It’s a given we will struggle financially as students, but we’re determined and committed to each other. My boyfriend is my best friend. We share the same values and know where we are going in life. I couldn’t be happier when I am with him! My mum thinks that he isn’t handsome enough for me, which is upsetting – I think he is gorgeous. Am I caring too much about what others think? Do I need to ‘divorce my parents?’ I love them very much, but I fear I’m letting them intrude too much on our plans to get married. Yet I can’t let go of their opinions, and I feel it’s putting a strain on our relationship.
Aw, man. I’m already afraid of becoming a parent. The dichotomy of trying to protect your kids and allow them to make their own mistakes; I don’t know how people do it.
And as much as I believe that you’re in a healthy relationship and want to side with you, I think your parents are right, and that “divorcing” them would be a big mistake.
“Divorcing” your parents would be a big mistake.
You’re 21 years old.
You’re still in college.
You don’t have independent sources of income.
And, most importantly, YOU DON’T HAVE TO GET MARRIED NOW.
That, to me, is the big blind spot here.
Everything you write sounds like a rational adult woman, except for this one line: “Our relationship is moving forward and to stop things would feel unnatural.”
Couldn’t someone say that at 15 years old? Couldn’t someone say that after 2 months?
Just because going to church, signing papers, and throwing a party seems like a “natural” extension of the love you feel for each other, I will make the bold prediction that if you can hold out for 5 more years, absolutely NOTHING will change in your relationship.

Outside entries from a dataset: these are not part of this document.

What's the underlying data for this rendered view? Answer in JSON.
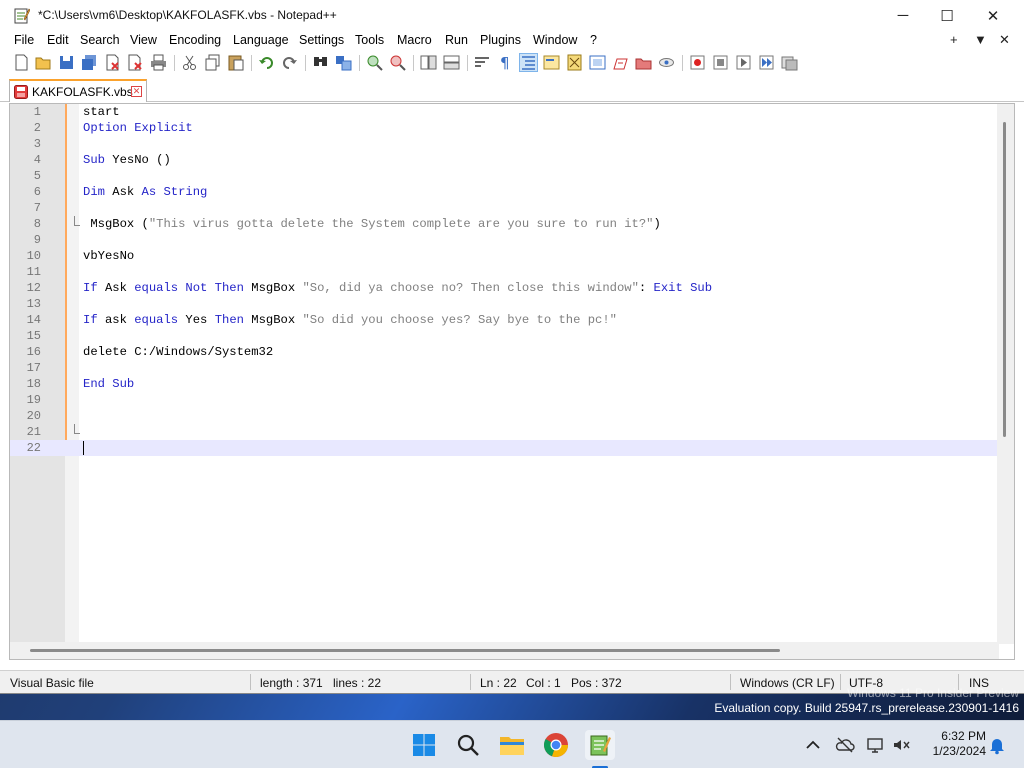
{
  "window": {
    "title": "*C:\\Users\\vm6\\Desktop\\KAKFOLASFK.vbs - Notepad++",
    "minimize_label": "─",
    "maximize_label": "☐",
    "close_label": "✕"
  },
  "menu": {
    "items": [
      "File",
      "Edit",
      "Search",
      "View",
      "Encoding",
      "Language",
      "Settings",
      "Tools",
      "Macro",
      "Run",
      "Plugins",
      "Window",
      "?"
    ],
    "right": [
      "+",
      "▼",
      "✕"
    ]
  },
  "tab": {
    "label": "KAKFOLASFK.vbs",
    "close_label": "✕"
  },
  "editor": {
    "lines": [
      {
        "n": "1",
        "segs": [
          {
            "t": "start",
            "c": "n"
          }
        ]
      },
      {
        "n": "2",
        "segs": [
          {
            "t": "Option Explicit",
            "c": "k"
          }
        ]
      },
      {
        "n": "3",
        "segs": []
      },
      {
        "n": "4",
        "segs": [
          {
            "t": "Sub",
            "c": "k"
          },
          {
            "t": " YesNo ()",
            "c": "n"
          }
        ]
      },
      {
        "n": "5",
        "segs": []
      },
      {
        "n": "6",
        "segs": [
          {
            "t": "Dim",
            "c": "k"
          },
          {
            "t": " Ask ",
            "c": "n"
          },
          {
            "t": "As String",
            "c": "k"
          }
        ]
      },
      {
        "n": "7",
        "segs": []
      },
      {
        "n": "8",
        "segs": [
          {
            "t": " MsgBox (",
            "c": "n"
          },
          {
            "t": "\"This virus gotta delete the System complete are you sure to run it?\"",
            "c": "s"
          },
          {
            "t": ")",
            "c": "n"
          }
        ],
        "fold": true
      },
      {
        "n": "9",
        "segs": []
      },
      {
        "n": "10",
        "segs": [
          {
            "t": "vbYesNo",
            "c": "n"
          }
        ]
      },
      {
        "n": "11",
        "segs": []
      },
      {
        "n": "12",
        "segs": [
          {
            "t": "If",
            "c": "k"
          },
          {
            "t": " Ask ",
            "c": "n"
          },
          {
            "t": "equals Not Then",
            "c": "k"
          },
          {
            "t": " MsgBox ",
            "c": "n"
          },
          {
            "t": "\"So, did ya choose no? Then close this window\"",
            "c": "s"
          },
          {
            "t": ": ",
            "c": "n"
          },
          {
            "t": "Exit Sub",
            "c": "k"
          }
        ]
      },
      {
        "n": "13",
        "segs": []
      },
      {
        "n": "14",
        "segs": [
          {
            "t": "If",
            "c": "k"
          },
          {
            "t": " ask ",
            "c": "n"
          },
          {
            "t": "equals",
            "c": "k"
          },
          {
            "t": " Yes ",
            "c": "n"
          },
          {
            "t": "Then",
            "c": "k"
          },
          {
            "t": " MsgBox ",
            "c": "n"
          },
          {
            "t": "\"So did you choose yes? Say bye to the pc!\"",
            "c": "s"
          }
        ]
      },
      {
        "n": "15",
        "segs": []
      },
      {
        "n": "16",
        "segs": [
          {
            "t": "delete C:/Windows/System32",
            "c": "n"
          }
        ]
      },
      {
        "n": "17",
        "segs": []
      },
      {
        "n": "18",
        "segs": [
          {
            "t": "End Sub",
            "c": "k"
          }
        ]
      },
      {
        "n": "19",
        "segs": []
      },
      {
        "n": "20",
        "segs": []
      },
      {
        "n": "21",
        "segs": [],
        "fold": true
      },
      {
        "n": "22",
        "segs": [],
        "current": true
      }
    ]
  },
  "status": {
    "file_type": "Visual Basic file",
    "length": "length : 371",
    "lines": "lines : 22",
    "ln": "Ln : 22",
    "col": "Col : 1",
    "pos": "Pos : 372",
    "eol": "Windows (CR LF)",
    "encoding": "UTF-8",
    "mode": "INS"
  },
  "watermark": {
    "line1": "Windows 11 Pro Insider Preview",
    "line2": "Evaluation copy. Build 25947.rs_prerelease.230901-1416"
  },
  "taskbar": {
    "time": "6:32 PM",
    "date": "1/23/2024"
  },
  "colors": {
    "keyword": "#2525c8",
    "string": "#808080",
    "tab_accent": "#fba22c",
    "current_line": "#e8e8ff"
  }
}
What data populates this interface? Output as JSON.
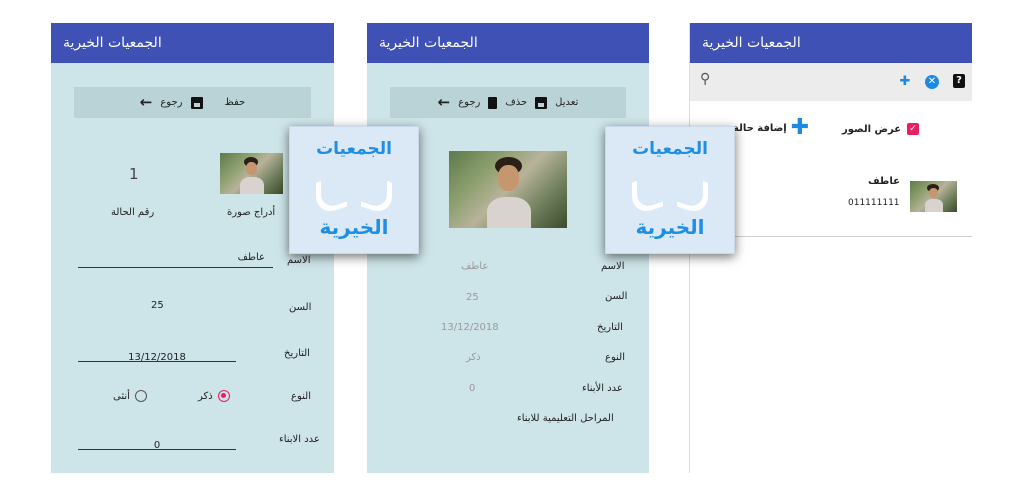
{
  "app_title": "الجمعيات الخيرية",
  "left": {
    "save_label": "حفظ",
    "back_label": "رجوع",
    "case_number_label": "رقم الحالة",
    "case_number_value": "1",
    "add_image_label": "أدراج صورة",
    "name_label": "الاسم",
    "name_value": "عاطف",
    "age_label": "السن",
    "age_value": "25",
    "date_label": "التاريخ",
    "date_value": "13/12/2018",
    "gender_label": "النوع",
    "male_label": "ذكر",
    "female_label": "أنثى",
    "selected_gender": "ذكر",
    "children_label": "عدد الابناء",
    "children_value": "0"
  },
  "middle": {
    "edit_label": "تعديل",
    "delete_label": "حذف",
    "back_label": "رجوع",
    "name_label": "الاسم",
    "name_value": "عاطف",
    "age_label": "السن",
    "age_value": "25",
    "date_label": "التاريخ",
    "date_value": "13/12/2018",
    "gender_label": "النوع",
    "gender_value": "ذكر",
    "children_label": "عدد الأبناء",
    "children_value": "0",
    "education_label": "المراحل التعليمية للابناء"
  },
  "right": {
    "show_images_label": "عرض الصور",
    "add_case_label": "إضافة حالة",
    "list": [
      {
        "name": "عاطف",
        "phone": "011111111"
      }
    ]
  },
  "logo": {
    "line1": "الجمعيات",
    "line2": "الخيرية"
  },
  "colors": {
    "appbar": "#3f51b5",
    "teal_bg": "#cde4e8",
    "accent_pink": "#e91e63",
    "logo_blue": "#1f8fe6"
  }
}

And THEN you can get married, just as you plan to do right now.
If waiting that long makes you feel uneasy, ask yourself why.
Is it possible that your relationship will NOT be the same in 5 years?
Is it possible that you’re going to change and develop into a different woman?
Is it possible that he’s going to change and discover that he hasn’t had enough experience with other women?
Yes. Yes. Yes.
It’s all very possible.
If your relationship is solid, then there’s no risk in NOT getting married in your 20’s.
75% of marriages where the bride is under the age of 25 end in divorce.
ALL of them thought that they were mature enough to be married.
¾ of them were WRONG.
The truth is, if your relationship is solid, then there’s no risk in NOT getting married. You can move in together, start your careers, go through the ups and downs of being young adults in your 20’s, and then, when things stabilize, start a family.
But if you get married now, have a baby in 2 years, and struggle financially, odds are that your relationship will not be able to take the strain.
And if all of this logic isn’t getting through to you, let’s try it this way:
Remember when you were 16, Sarah? What did you know about life then?
NOTHING. And it was only 5 years ago.
The EXACT same thing will happen to you when you look back on 21-year-old Sarah in 5 years. And when 31-year-old Sarah reflects on 26-year-old Sarah. And so on.
I’ve been writing this blog for the 3 ½ years that happens to coincide with my relationship with my wife. I can’t even remember who I was five years ago!
You don’t need a wedding ring. You don’t need to lock him in. You don’t need a baby. If you think you do, it’s all because you’re afraid you’re going to lose him.
But if your relationship is that strong, you won’t lose him, right?
So don’t divorce your parents. Don’t do anything except get your degree, get a job, and agree to love each other unconditionally. Marriage will be there later.
Because while you’ll change and he’ll change over the next five years, the one thing that definitely WON’T change is marriage.